That question was answered in Algonquin’s Commons Theatre Sept. 19. when Minnesota country a cappella group Home Free performed in Ottawa for the first time.
“When I did this eight years ago, a cappella was not considered cool,” said Rob Lundquist of Home Free in an interview after the show. “So when people said ‘what do you do?’ I said ‘Oh I’m a singer…’ now its like ‘Hey I’m in an a cappella group.’ People don’t think its lame anymore.”
While a cappella has recently become more mainstream, the change hasn’t affected Ottawa’s all-male Capital City Chorus who opened for Home Free.
The chorus consists of about 60 members, the oldest in his 80s and the youngest is a Carleton University student. They are still trying to figure out how to capitalize on this a cappella movement.
Home Free has already figured it out.
This type of music, in which singers only use their mouths to make all sounds – meaning no instruments a loud – has been on the rise since the popularity of groups like Glee and Pentatonix along with the movie Pitch Perfect exploded.
Home Free is not new to the a-ca-awesome world. They have been practicing their craft and perfecting their act for the past 10 years.

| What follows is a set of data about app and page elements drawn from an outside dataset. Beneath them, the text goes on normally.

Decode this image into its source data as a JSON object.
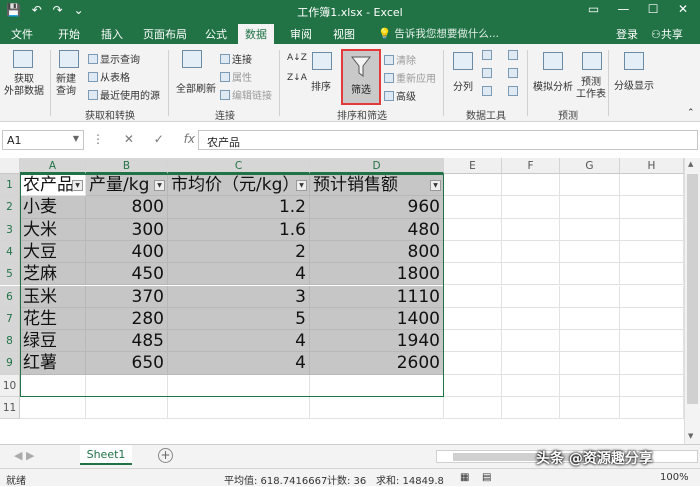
{
  "titlebar": {
    "doc_title": "工作簿1.xlsx - Excel",
    "qat": [
      "💾",
      "↶",
      "↷",
      "⌄"
    ],
    "controls": [
      "▭",
      "—",
      "☐",
      "✕"
    ]
  },
  "tabs": [
    "文件",
    "开始",
    "插入",
    "页面布局",
    "公式",
    "数据",
    "审阅",
    "视图"
  ],
  "active_tab": "数据",
  "tell_me": "告诉我您想要做什么...",
  "login": "登录",
  "share": "共享",
  "ribbon": {
    "get_external": "获取\n外部数据",
    "new_query": "新建\n查询",
    "show_query": "显示查询",
    "from_table": "从表格",
    "recent_sources": "最近使用的源",
    "group_get_transform": "获取和转换",
    "refresh_all": "全部刷新",
    "connections": "连接",
    "properties": "属性",
    "edit_links": "编辑链接",
    "group_connections": "连接",
    "sort_asc": "A↓Z",
    "sort_desc": "Z↓A",
    "sort": "排序",
    "filter": "筛选",
    "clear": "清除",
    "reapply": "重新应用",
    "advanced": "高级",
    "group_sort_filter": "排序和筛选",
    "text_to_columns": "分列",
    "group_data_tools": "数据工具",
    "what_if": "模拟分析",
    "forecast_sheet": "预测\n工作表",
    "group_forecast": "预测",
    "outline": "分级显示"
  },
  "formula_bar": {
    "name_box": "A1",
    "cancel": "✕",
    "enter": "✓",
    "fx": "fx",
    "value": "农产品"
  },
  "columns": [
    "A",
    "B",
    "C",
    "D",
    "E",
    "F",
    "G",
    "H"
  ],
  "rows": [
    "1",
    "2",
    "3",
    "4",
    "5",
    "6",
    "7",
    "8",
    "9",
    "10",
    "11"
  ],
  "table": {
    "headers": [
      "农产品",
      "产量/kg",
      "市均价（元/kg）",
      "预计销售额"
    ],
    "rows": [
      [
        "小麦",
        "800",
        "1.2",
        "960"
      ],
      [
        "大米",
        "300",
        "1.6",
        "480"
      ],
      [
        "大豆",
        "400",
        "2",
        "800"
      ],
      [
        "芝麻",
        "450",
        "4",
        "1800"
      ],
      [
        "玉米",
        "370",
        "3",
        "1110"
      ],
      [
        "花生",
        "280",
        "5",
        "1400"
      ],
      [
        "绿豆",
        "485",
        "4",
        "1940"
      ],
      [
        "红薯",
        "650",
        "4",
        "2600"
      ]
    ]
  },
  "sheet_tab": "Sheet1",
  "status": {
    "ready": "就绪",
    "average": "平均值: 618.7416667",
    "count": "计数: 36",
    "sum": "求和: 14849.8",
    "zoom": "100%"
  },
  "watermark": "头条 @资源趣分享",
  "colors": {
    "accent": "#217346",
    "filter_highlight": "#e23b3b"
  }
}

Their hard work paid off when they won the fourth season of NBC’s reality TV show, The Sing-Off.
They have since released three albums, done several tours and their popularity on YouTube is ever growing.

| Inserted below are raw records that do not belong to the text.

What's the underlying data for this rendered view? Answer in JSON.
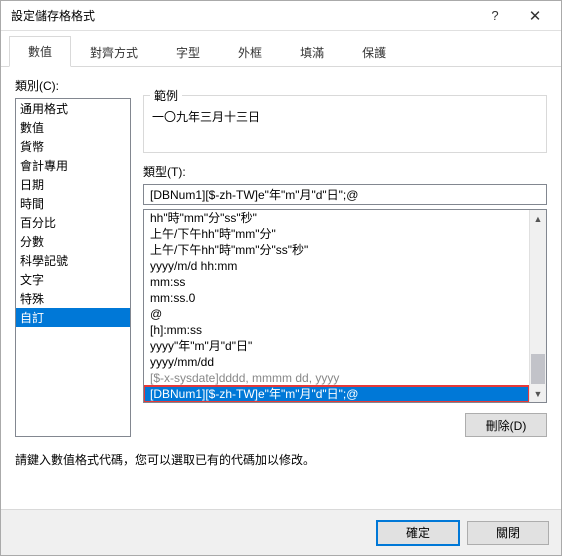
{
  "window": {
    "title": "設定儲存格格式"
  },
  "tabs": [
    "數值",
    "對齊方式",
    "字型",
    "外框",
    "填滿",
    "保護"
  ],
  "activeTab": 0,
  "categoryLabel": "類別(C):",
  "categories": [
    "通用格式",
    "數值",
    "貨幣",
    "會計專用",
    "日期",
    "時間",
    "百分比",
    "分數",
    "科學記號",
    "文字",
    "特殊",
    "自訂"
  ],
  "selectedCategoryIndex": 11,
  "sample": {
    "label": "範例",
    "text": "一〇九年三月十三日"
  },
  "typeLabel": "類型(T):",
  "typeInputValue": "[DBNum1][$-zh-TW]e\"年\"m\"月\"d\"日\";@",
  "typeItems": [
    "hh\"時\"mm\"分\"ss\"秒\"",
    "上午/下午hh\"時\"mm\"分\"",
    "上午/下午hh\"時\"mm\"分\"ss\"秒\"",
    "yyyy/m/d hh:mm",
    "mm:ss",
    "mm:ss.0",
    "@",
    "[h]:mm:ss",
    "yyyy\"年\"m\"月\"d\"日\"",
    "yyyy/mm/dd",
    "[$-x-sysdate]dddd, mmmm dd, yyyy",
    "[DBNum1][$-zh-TW]e\"年\"m\"月\"d\"日\";@"
  ],
  "dimmedIndex": 10,
  "selectedTypeIndex": 11,
  "deleteLabel": "刪除(D)",
  "hint": "請鍵入數值格式代碼，您可以選取已有的代碼加以修改。",
  "footer": {
    "ok": "確定",
    "cancel": "關閉"
  }
}
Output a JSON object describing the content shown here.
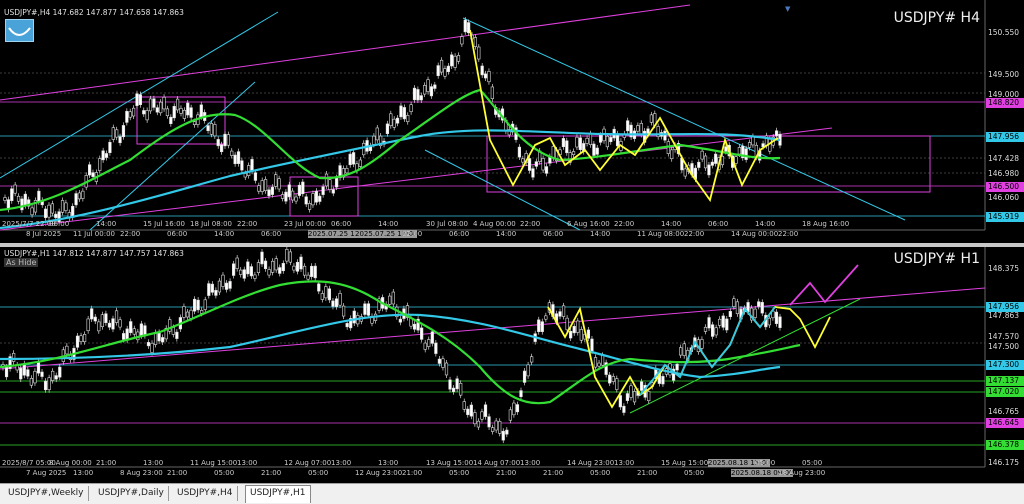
{
  "panes": {
    "h4": {
      "ohlc_text": "USDJPY#,H4  147.682 147.877 147.658 147.863",
      "symbol_label": "USDJPY# H4",
      "price_labels": [
        "150.550",
        "149.500",
        "149.000",
        "148.820",
        "147.956",
        "147.428",
        "146.980",
        "146.500",
        "146.060",
        "145.919"
      ],
      "time_labels": [
        "2025/7/7 22:00",
        "8 Jul 2025",
        "06:00",
        "11 Jul 00:00",
        "14:00",
        "22:00",
        "15 Jul 16:00",
        "06:00",
        "18 Jul 08:00",
        "14:00",
        "22:00",
        "06:00",
        "23 Jul 00:00",
        "2025.07.25 18:00",
        "06:00",
        "2025.07.25 12:00",
        "14:00",
        "22:00",
        "30 Jul 08:00",
        "06:00",
        "4 Aug 00:00",
        "14:00",
        "22:00",
        "06:00",
        "6 Aug 16:00",
        "14:00",
        "22:00",
        "11 Aug 08:00",
        "14:00",
        "22:00",
        "06:00",
        "14 Aug 00:00",
        "14:00",
        "22:00",
        "18 Aug 16:00"
      ]
    },
    "h1": {
      "ohlc_text": "USDJPY#,H1  147.812 147.877 147.757 147.863",
      "ai_hide_label": "As Hide",
      "symbol_label": "USDJPY# H1",
      "price_labels": [
        "148.375",
        "147.956",
        "147.863",
        "147.570",
        "147.500",
        "147.300",
        "147.137",
        "147.020",
        "146.765",
        "146.645",
        "146.378",
        "146.175"
      ],
      "time_labels": [
        "2025/8/7 05:00",
        "7 Aug 2025",
        "8 Aug 00:00",
        "13:00",
        "21:00",
        "8 Aug 23:00",
        "13:00",
        "21:00",
        "11 Aug 15:00",
        "05:00",
        "13:00",
        "21:00",
        "12 Aug 07:00",
        "05:00",
        "13:00",
        "12 Aug 23:00",
        "13:00",
        "21:00",
        "13 Aug 15:00",
        "05:00",
        "14 Aug 07:00",
        "21:00",
        "13:00",
        "21:00",
        "14 Aug 23:00",
        "05:00",
        "13:00",
        "21:00",
        "15 Aug 15:00",
        "05:00",
        "2025.08.18 15:00",
        "2025.08.18 09:00",
        "05:00",
        "18 Aug 23:00",
        "05:00"
      ]
    }
  },
  "tabs": [
    {
      "label": "USDJPY#,Weekly",
      "active": false
    },
    {
      "label": "USDJPY#,Daily",
      "active": false
    },
    {
      "label": "USDJPY#,H4",
      "active": false
    },
    {
      "label": "USDJPY#,H1",
      "active": true
    }
  ],
  "colors": {
    "background": "#000000",
    "bull_candle": "#ffffff",
    "bear_candle": "#000000",
    "ma_fast": "#33dd33",
    "ma_slow": "#33c8e8",
    "zigzag": "#ffff33",
    "trendline": "#33c8e8",
    "channel": "#e040e0",
    "grid": "#333333"
  }
}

The group opened the show with their medley of country songs Fishin’ in the Dark and Boondocks, then followed up with covers of Wagon Wheel, Honey, I’m Good. and many more. They had the crowd singing along, clapping and cheering the whole time.

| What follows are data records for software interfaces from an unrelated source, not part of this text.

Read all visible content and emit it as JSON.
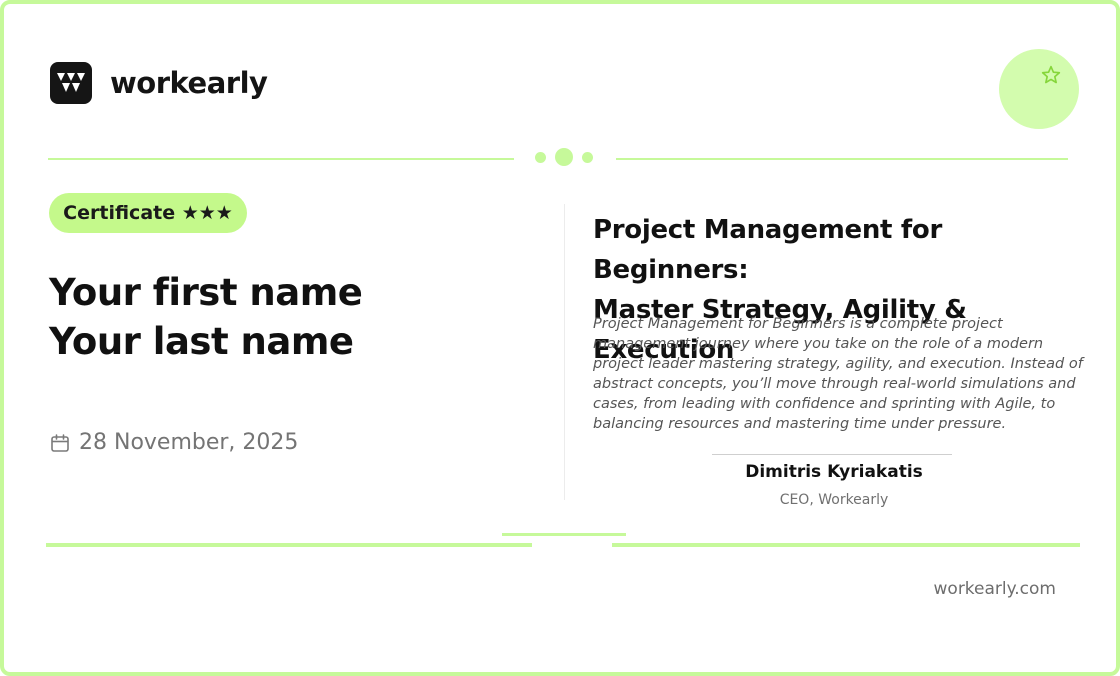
{
  "brand": {
    "name": "workearly",
    "website": "workearly.com"
  },
  "certificate": {
    "badge_label": "Certificate ★★★",
    "first_name": "Your first name",
    "last_name": "Your last name",
    "date": "28 November, 2025"
  },
  "course": {
    "title_line1": "Project Management for Beginners:",
    "title_line2": "Master Strategy, Agility & Execution",
    "description": "Project Management for Beginners is a complete project management journey where you take on the role of a modern project leader mastering strategy, agility, and execution. Instead of abstract concepts, you’ll move through real-world simulations and cases, from leading with confidence and sprinting with Agile, to balancing resources and mastering time under pressure."
  },
  "signature": {
    "name": "Dimitris Kyriakatis",
    "role": "CEO, Workearly"
  },
  "icons": {
    "logo": "workearly-logo-icon",
    "badge": "star-icon",
    "date": "calendar-icon"
  },
  "colors": {
    "accent": "#c6f99a",
    "pill": "#c4f98b",
    "badge_circle": "#d3fcae",
    "text": "#111111"
  }
}
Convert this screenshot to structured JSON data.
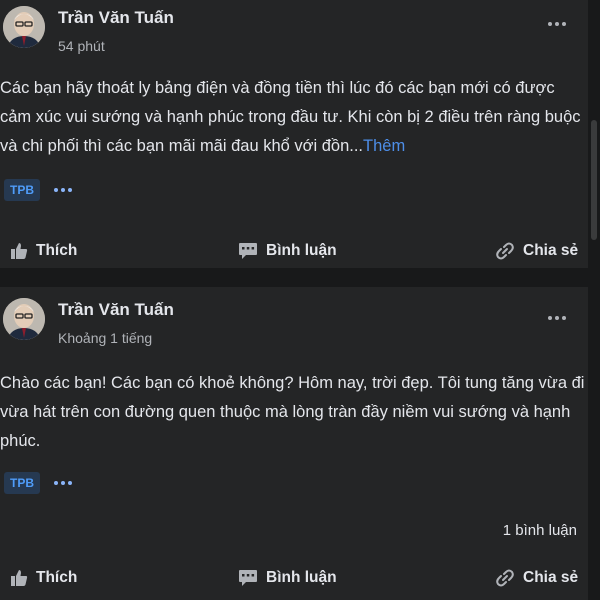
{
  "posts": [
    {
      "author": "Trần Văn Tuấn",
      "time": "54 phút",
      "text": "Các bạn hãy thoát ly bảng điện và đồng tiền thì lúc đó các bạn mới có được cảm xúc vui sướng và hạnh phúc trong đầu tư. Khi còn bị 2 điều trên ràng buộc và chi phối thì các bạn mãi mãi đau khổ với đồn...",
      "see_more": "Thêm",
      "tag": "TPB",
      "comment_count": "",
      "actions": {
        "like": "Thích",
        "comment": "Bình luận",
        "share": "Chia sẻ"
      }
    },
    {
      "author": "Trần Văn Tuấn",
      "time": "Khoảng 1 tiếng",
      "text": "Chào các bạn! Các bạn có khoẻ không? Hôm nay, trời đẹp. Tôi tung tăng vừa đi vừa hát trên con đường quen thuộc mà lòng tràn đầy niềm vui sướng và hạnh phúc.",
      "tag": "TPB",
      "comment_count": "1 bình luận",
      "actions": {
        "like": "Thích",
        "comment": "Bình luận",
        "share": "Chia sẻ"
      }
    }
  ],
  "icons": {
    "avatar": "avatar-portrait",
    "more": "more-dots-icon",
    "like": "thumbs-up-icon",
    "comment": "comment-bubble-icon",
    "share": "share-link-icon"
  },
  "colors": {
    "background": "#18191a",
    "card": "#242526",
    "text": "#e4e6eb",
    "secondary": "#b0b3b8",
    "link": "#4d8ee8",
    "tag_bg": "#263951",
    "tag_text": "#4f9cf9"
  }
}
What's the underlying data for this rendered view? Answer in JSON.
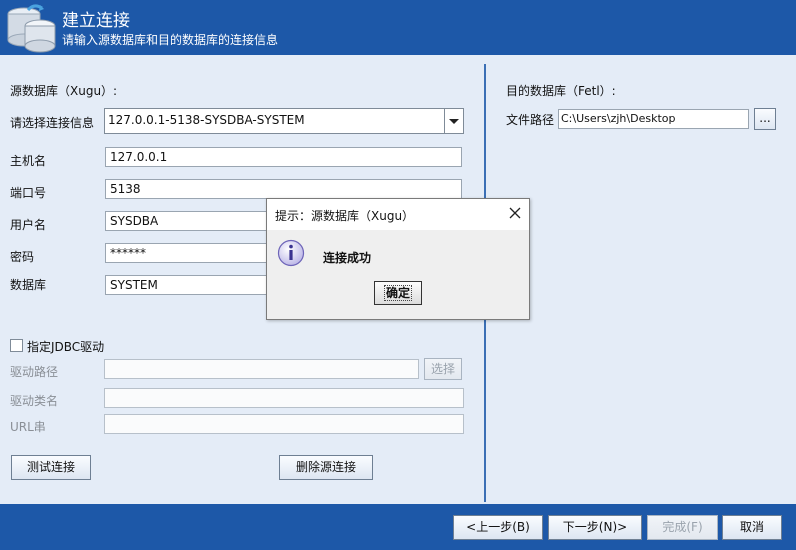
{
  "header": {
    "title": "建立连接",
    "subtitle": "请输入源数据库和目的数据库的连接信息"
  },
  "source": {
    "section_label": "源数据库（Xugu）:",
    "select_label": "请选择连接信息",
    "selected_connection": "127.0.0.1-5138-SYSDBA-SYSTEM",
    "host_label": "主机名",
    "host_value": "127.0.0.1",
    "port_label": "端口号",
    "port_value": "5138",
    "user_label": "用户名",
    "user_value": "SYSDBA",
    "password_label": "密码",
    "password_value": "******",
    "database_label": "数据库",
    "database_value": "SYSTEM",
    "jdbc_checkbox_label": "指定JDBC驱动",
    "jdbc_checked": false,
    "driver_path_label": "驱动路径",
    "driver_path_value": "",
    "choose_button": "选择",
    "driver_class_label": "驱动类名",
    "driver_class_value": "",
    "url_label": "URL串",
    "url_value": "",
    "test_button": "测试连接",
    "delete_button": "删除源连接"
  },
  "target": {
    "section_label": "目的数据库（Fetl）:",
    "file_path_label": "文件路径",
    "file_path_value": "C:\\Users\\zjh\\Desktop",
    "browse_button": "..."
  },
  "footer": {
    "prev_button": "<上一步(B)",
    "next_button": "下一步(N)>",
    "finish_button": "完成(F)",
    "cancel_button": "取消"
  },
  "dialog": {
    "title": "提示：源数据库（Xugu）",
    "message": "连接成功",
    "ok_button": "确定"
  },
  "colors": {
    "header_blue": "#1d58a8",
    "panel_bg": "#e4ecf7",
    "divider": "#3b6fb5"
  }
}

From Tim Foust’s bass sounds and ridiculously deep voice to Adam Rupp’s talented beat-boxing skills, the audience was certainly impressed, giving several standing ovations.
“I’m absolutely amazed,” said Jeanette Harrison, a die-hard Sing-Off fan and member of Ottawa’s all female chorus group, the Capital Chordettes. “It’s the cheapest $38 I’ve ever spent in my life for the best value.”
“You could feel the bass in your chest and your hairs moving,” said Hilary Ledungham, also an a cappella fan and Capital Chordette. “It was unbelievable.”